“Sure,” nodded Mussdorf. “That’s what he was. Car’s hit it. Just a big animal who knew enough to work the things, and no more.”
Irgi was alone, and cold. It would get steadily colder for him, without the block to feed his body. But Irgi kept smiling. He would be a hero someday. There would be a statue to him.
Again he wished that he could see it. But he knew he would never be happy on Earth. There would always be the fear that the earthmen seemed to have. To Irgi, it seemed a silly sort of fright, too. They were always on the verge of harming themselves. As in the Chamber of the Cones when that one had placed his hand on the lever to loose the fury of the cones. Why had he done that? And those others urging him to pull it! Did fear turn those beings into madmen? Didn’t they know that they would have blasted themselves to nothingness? They must have known that the controls would automatically shift back to his own vibratory rate, not theirs. The machine had been built for him. In rest, it was tuned to his pulse.

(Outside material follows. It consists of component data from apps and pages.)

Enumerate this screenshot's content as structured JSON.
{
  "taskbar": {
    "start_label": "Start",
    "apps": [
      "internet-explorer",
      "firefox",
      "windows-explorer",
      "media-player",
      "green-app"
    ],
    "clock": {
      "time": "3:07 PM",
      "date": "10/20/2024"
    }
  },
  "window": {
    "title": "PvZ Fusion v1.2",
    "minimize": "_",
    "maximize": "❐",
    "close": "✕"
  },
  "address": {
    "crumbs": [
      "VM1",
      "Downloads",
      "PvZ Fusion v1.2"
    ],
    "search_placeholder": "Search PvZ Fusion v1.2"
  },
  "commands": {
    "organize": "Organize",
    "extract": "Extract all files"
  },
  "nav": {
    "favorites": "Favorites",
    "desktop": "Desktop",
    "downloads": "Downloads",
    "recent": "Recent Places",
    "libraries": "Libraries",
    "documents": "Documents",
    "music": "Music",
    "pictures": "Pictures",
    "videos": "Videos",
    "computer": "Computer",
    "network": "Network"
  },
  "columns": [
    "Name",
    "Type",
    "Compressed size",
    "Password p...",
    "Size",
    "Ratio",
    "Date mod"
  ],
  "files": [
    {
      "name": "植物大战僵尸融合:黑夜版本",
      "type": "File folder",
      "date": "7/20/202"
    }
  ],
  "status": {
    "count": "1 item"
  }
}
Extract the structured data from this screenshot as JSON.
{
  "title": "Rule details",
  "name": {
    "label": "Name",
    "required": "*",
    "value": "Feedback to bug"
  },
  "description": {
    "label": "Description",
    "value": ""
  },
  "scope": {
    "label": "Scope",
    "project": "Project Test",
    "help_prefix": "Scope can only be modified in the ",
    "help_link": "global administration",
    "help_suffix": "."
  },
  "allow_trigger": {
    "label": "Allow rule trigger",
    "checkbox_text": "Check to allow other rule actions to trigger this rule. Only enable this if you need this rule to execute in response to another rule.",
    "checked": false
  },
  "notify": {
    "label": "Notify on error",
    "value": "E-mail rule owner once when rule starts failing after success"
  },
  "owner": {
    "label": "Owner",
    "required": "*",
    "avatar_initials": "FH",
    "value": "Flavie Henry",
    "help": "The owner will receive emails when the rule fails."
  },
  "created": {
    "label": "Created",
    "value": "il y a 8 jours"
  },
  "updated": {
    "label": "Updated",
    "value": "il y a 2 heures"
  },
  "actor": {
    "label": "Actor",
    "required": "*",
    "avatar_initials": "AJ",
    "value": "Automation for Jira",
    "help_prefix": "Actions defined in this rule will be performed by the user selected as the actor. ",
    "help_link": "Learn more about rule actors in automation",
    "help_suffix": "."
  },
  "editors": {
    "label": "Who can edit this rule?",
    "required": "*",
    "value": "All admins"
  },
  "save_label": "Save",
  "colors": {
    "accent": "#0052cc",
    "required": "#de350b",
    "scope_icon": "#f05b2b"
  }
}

He had been afraid for them, and so had gone away, leaving them to slide the box as best they could. He had meant to carry it for them, since it was best that a race carry on instead of one lone Urgian. For Irgi would die without the block. Well, it was like exchanging one form of immortality for another. But he still wished he could have seen that statue.
“An animal,” said Emerson heavily. “Well, maybe you’re right. Just an animal, scared of three men. Let’s forget him.“
It was growing colder….#ENGLISH